  5. ^ Mike Musgrove (July 13, 2008). "Product Placement Creeps Into Amateurs' YouTube Offerings". Washington Post. Retrieved 2008-07-14. Matt Harding has this silly dance he does, this running-in-place thing where he waves his arms around spastically. If it had a name, you might call it the Excited Toddler. 
  6. ^ Travel the world with the currency of the world, 20 November 2008. Press release by Visa. "Visa's new travel-focused commercial recreates the dance made famous by internet celebrity Matt Harding in his self-made quirky video travel diaries."
  7. ^ McGrath, Charles (2008-07-08). "A Private Dance? Four Million Web Fans Say No". New York Times. Archived from the original on 2016-11-17. Retrieved 2008-07-08. Mr. Harding, who grew up in Westport, Conn., skipped college at the suggestion of his father, 
  8. ^ Jordan Smith (August 26, 2005). "Dancing Matt coming to town". Austin Chronicle. Archived from the original on 2008-07-10. Retrieved 2006-12-16. Harding didn't. "I … didn't want to spend two years of my life writing a game about killing everyone," he said 
  9. ^ "YouTube co-founder tells grads to be persistent, take risks". Archived from the original on March 13, 2009. Retrieved 2008-10-14. 

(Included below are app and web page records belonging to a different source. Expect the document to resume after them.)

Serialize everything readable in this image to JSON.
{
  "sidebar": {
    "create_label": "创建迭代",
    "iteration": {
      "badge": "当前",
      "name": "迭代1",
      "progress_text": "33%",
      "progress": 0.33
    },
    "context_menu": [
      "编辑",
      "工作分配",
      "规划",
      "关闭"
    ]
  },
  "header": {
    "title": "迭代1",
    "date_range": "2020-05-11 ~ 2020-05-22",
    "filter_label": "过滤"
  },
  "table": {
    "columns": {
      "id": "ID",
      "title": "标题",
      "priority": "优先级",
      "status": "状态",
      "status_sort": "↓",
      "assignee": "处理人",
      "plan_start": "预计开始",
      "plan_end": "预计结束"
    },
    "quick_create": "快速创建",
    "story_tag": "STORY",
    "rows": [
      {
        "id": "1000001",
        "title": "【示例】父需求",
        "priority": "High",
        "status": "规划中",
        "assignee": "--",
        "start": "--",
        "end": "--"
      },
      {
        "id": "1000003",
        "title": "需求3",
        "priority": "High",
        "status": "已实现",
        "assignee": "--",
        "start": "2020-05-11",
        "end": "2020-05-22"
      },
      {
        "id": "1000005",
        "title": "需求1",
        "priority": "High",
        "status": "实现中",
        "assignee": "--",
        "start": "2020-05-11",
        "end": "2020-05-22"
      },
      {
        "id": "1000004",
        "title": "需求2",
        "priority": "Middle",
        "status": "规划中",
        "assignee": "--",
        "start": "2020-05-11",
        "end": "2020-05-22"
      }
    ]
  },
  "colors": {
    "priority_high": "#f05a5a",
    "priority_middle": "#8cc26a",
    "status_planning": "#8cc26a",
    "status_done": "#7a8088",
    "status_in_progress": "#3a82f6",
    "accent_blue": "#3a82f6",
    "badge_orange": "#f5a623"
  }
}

  10. ^ "Matthew Harding". MobyGames. Archived from the original on 2008-07-10. Retrieved 2008-07-10. Games Credited Pirates of the Caribbean: The Legend of Jack Sparrow (2006), Bethesda Softworks LLC [...] Destroy All Humans! (2005), THQ Inc. [...] Lemony Snicket's A Series of Unfortunate Events (2004), Activision Publishing, Inc. [...] Army Men RTS (2002), 3DO Company, The [...] Dark Reign 2 (2000), Activision Publishing, Inc. [...] Battlezone II: Combat Commander (1999), Activision Publishing, Inc. [...] Battlezone (1998), Activision, Inc. [...] Zork: Grand Inquisitor (1997), Activision, Inc. 

External links[edit]